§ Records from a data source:
• • • •

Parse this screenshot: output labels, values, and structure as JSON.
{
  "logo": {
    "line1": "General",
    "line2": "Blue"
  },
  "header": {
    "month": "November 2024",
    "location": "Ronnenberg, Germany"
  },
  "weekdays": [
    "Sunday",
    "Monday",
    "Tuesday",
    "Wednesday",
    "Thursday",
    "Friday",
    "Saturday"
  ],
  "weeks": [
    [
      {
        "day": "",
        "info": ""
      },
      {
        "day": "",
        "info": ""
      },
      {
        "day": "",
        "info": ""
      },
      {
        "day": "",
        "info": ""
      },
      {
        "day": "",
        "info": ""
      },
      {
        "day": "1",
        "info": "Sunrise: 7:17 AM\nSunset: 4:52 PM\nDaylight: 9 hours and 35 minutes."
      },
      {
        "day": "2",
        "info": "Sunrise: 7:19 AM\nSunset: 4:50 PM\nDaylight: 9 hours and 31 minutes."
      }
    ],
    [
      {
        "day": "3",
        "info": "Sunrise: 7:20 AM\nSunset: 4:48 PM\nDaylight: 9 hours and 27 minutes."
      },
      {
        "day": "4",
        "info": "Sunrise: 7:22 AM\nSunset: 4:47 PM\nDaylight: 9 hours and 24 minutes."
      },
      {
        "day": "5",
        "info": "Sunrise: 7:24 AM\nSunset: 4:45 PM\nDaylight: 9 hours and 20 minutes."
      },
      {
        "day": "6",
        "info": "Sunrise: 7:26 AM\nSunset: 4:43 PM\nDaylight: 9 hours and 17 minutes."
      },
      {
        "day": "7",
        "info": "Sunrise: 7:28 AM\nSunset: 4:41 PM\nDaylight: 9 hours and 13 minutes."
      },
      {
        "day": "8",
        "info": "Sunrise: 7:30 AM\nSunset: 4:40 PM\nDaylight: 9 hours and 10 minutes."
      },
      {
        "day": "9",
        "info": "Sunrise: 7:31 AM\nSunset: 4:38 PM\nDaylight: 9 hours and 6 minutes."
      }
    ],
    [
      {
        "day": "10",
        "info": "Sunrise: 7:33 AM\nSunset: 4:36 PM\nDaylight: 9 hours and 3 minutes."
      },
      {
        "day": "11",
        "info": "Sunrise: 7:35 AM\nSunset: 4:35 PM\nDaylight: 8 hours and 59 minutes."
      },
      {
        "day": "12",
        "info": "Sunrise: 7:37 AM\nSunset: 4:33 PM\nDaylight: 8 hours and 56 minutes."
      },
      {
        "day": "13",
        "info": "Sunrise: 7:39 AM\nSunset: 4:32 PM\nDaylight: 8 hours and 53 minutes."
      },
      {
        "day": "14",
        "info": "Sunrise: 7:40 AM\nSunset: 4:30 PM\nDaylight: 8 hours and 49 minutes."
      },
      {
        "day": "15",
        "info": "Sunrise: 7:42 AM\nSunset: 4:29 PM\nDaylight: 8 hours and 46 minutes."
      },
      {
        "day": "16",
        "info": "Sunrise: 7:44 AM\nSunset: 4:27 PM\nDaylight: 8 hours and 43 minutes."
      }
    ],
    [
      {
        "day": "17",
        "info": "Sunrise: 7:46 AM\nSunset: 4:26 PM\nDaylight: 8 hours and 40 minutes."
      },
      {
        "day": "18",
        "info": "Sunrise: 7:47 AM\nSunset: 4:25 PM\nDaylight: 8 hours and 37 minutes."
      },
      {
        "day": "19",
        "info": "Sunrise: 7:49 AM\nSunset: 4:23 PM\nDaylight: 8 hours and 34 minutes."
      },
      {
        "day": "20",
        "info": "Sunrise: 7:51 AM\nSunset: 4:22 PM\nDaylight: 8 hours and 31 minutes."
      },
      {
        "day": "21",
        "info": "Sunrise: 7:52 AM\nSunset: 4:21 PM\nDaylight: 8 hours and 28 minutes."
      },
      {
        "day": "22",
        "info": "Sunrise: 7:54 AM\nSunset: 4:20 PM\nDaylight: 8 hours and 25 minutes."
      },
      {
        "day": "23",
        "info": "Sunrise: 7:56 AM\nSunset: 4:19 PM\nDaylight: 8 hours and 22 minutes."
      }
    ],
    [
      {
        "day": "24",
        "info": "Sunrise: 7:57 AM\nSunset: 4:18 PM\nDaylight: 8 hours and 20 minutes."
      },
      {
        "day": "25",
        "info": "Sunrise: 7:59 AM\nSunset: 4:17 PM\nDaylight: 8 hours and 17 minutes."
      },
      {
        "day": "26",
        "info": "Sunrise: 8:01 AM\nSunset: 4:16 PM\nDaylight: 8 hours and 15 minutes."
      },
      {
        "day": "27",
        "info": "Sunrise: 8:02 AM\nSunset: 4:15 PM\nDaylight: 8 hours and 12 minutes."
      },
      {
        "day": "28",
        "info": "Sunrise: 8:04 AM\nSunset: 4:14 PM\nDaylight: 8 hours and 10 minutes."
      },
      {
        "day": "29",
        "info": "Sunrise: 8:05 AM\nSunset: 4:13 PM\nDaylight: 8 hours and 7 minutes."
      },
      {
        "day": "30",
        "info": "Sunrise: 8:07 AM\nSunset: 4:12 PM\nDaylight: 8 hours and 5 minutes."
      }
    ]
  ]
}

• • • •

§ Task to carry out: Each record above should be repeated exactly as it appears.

§ Response to this exercise:
Parse this screenshot: output labels, values, and structure as JSON.
{
  "logo": {
    "line1": "General",
    "line2": "Blue"
  },
  "header": {
    "month": "November 2024",
    "location": "Ronnenberg, Germany"
  },
  "weekdays": [
    "Sunday",
    "Monday",
    "Tuesday",
    "Wednesday",
    "Thursday",
    "Friday",
    "Saturday"
  ],
  "weeks": [
    [
      {
        "day": "",
        "info": ""
      },
      {
        "day": "",
        "info": ""
      },
      {
        "day": "",
        "info": ""
      },
      {
        "day": "",
        "info": ""
      },
      {
        "day": "",
        "info": ""
      },
      {
        "day": "1",
        "info": "Sunrise: 7:17 AM\nSunset: 4:52 PM\nDaylight: 9 hours and 35 minutes."
      },
      {
        "day": "2",
        "info": "Sunrise: 7:19 AM\nSunset: 4:50 PM\nDaylight: 9 hours and 31 minutes."
      }
    ],
    [
      {
        "day": "3",
        "info": "Sunrise: 7:20 AM\nSunset: 4:48 PM\nDaylight: 9 hours and 27 minutes."
      },
      {
        "day": "4",
        "info": "Sunrise: 7:22 AM\nSunset: 4:47 PM\nDaylight: 9 hours and 24 minutes."
      },
      {
        "day": "5",
        "info": "Sunrise: 7:24 AM\nSunset: 4:45 PM\nDaylight: 9 hours and 20 minutes."
      },
      {
        "day": "6",
        "info": "Sunrise: 7:26 AM\nSunset: 4:43 PM\nDaylight: 9 hours and 17 minutes."
      },
      {
        "day": "7",
        "info": "Sunrise: 7:28 AM\nSunset: 4:41 PM\nDaylight: 9 hours and 13 minutes."
      },
      {
        "day": "8",
        "info": "Sunrise: 7:30 AM\nSunset: 4:40 PM\nDaylight: 9 hours and 10 minutes."
      },
      {
        "day": "9",
        "info": "Sunrise: 7:31 AM\nSunset: 4:38 PM\nDaylight: 9 hours and 6 minutes."
      }
    ],
    [
      {
        "day": "10",
        "info": "Sunrise: 7:33 AM\nSunset: 4:36 PM\nDaylight: 9 hours and 3 minutes."
      },
      {
        "day": "11",
        "info": "Sunrise: 7:35 AM\nSunset: 4:35 PM\nDaylight: 8 hours and 59 minutes."
      },
      {
        "day": "12",
        "info": "Sunrise: 7:37 AM\nSunset: 4:33 PM\nDaylight: 8 hours and 56 minutes."
      },
      {
        "day": "13",
        "info": "Sunrise: 7:39 AM\nSunset: 4:32 PM\nDaylight: 8 hours and 53 minutes."
      },
      {
        "day": "14",
        "info": "Sunrise: 7:40 AM\nSunset: 4:30 PM\nDaylight: 8 hours and 49 minutes."
      },
      {
        "day": "15",
        "info": "Sunrise: 7:42 AM\nSunset: 4:29 PM\nDaylight: 8 hours and 46 minutes."
      },
      {
        "day": "16",
        "info": "Sunrise: 7:44 AM\nSunset: 4:27 PM\nDaylight: 8 hours and 43 minutes."
      }
    ],
    [
      {
        "day": "17",
        "info": "Sunrise: 7:46 AM\nSunset: 4:26 PM\nDaylight: 8 hours and 40 minutes."
      },
      {
        "day": "18",
        "info": "Sunrise: 7:47 AM\nSunset: 4:25 PM\nDaylight: 8 hours and 37 minutes."
      },
      {
        "day": "19",
        "info": "Sunrise: 7:49 AM\nSunset: 4:23 PM\nDaylight: 8 hours and 34 minutes."
      },
      {
        "day": "20",
        "info": "Sunrise: 7:51 AM\nSunset: 4:22 PM\nDaylight: 8 hours and 31 minutes."
      },
      {
        "day": "21",
        "info": "Sunrise: 7:52 AM\nSunset: 4:21 PM\nDaylight: 8 hours and 28 minutes."
      },
      {
        "day": "22",
        "info": "Sunrise: 7:54 AM\nSunset: 4:20 PM\nDaylight: 8 hours and 25 minutes."
      },
      {
        "day": "23",
        "info": "Sunrise: 7:56 AM\nSunset: 4:19 PM\nDaylight: 8 hours and 22 minutes."
      }
    ],
    [
      {
        "day": "24",
        "info": "Sunrise: 7:57 AM\nSunset: 4:18 PM\nDaylight: 8 hours and 20 minutes."
      },
      {
        "day": "25",
        "info": "Sunrise: 7:59 AM\nSunset: 4:17 PM\nDaylight: 8 hours and 17 minutes."
      },
      {
        "day": "26",
        "info": "Sunrise: 8:01 AM\nSunset: 4:16 PM\nDaylight: 8 hours and 15 minutes."
      },
      {
        "day": "27",
        "info": "Sunrise: 8:02 AM\nSunset: 4:15 PM\nDaylight: 8 hours and 12 minutes."
      },
      {
        "day": "28",
        "info": "Sunrise: 8:04 AM\nSunset: 4:14 PM\nDaylight: 8 hours and 10 minutes."
      },
      {
        "day": "29",
        "info": "Sunrise: 8:05 AM\nSunset: 4:13 PM\nDaylight: 8 hours and 7 minutes."
      },
      {
        "day": "30",
        "info": "Sunrise: 8:07 AM\nSunset: 4:12 PM\nDaylight: 8 hours and 5 minutes."
      }
    ]
  ]
}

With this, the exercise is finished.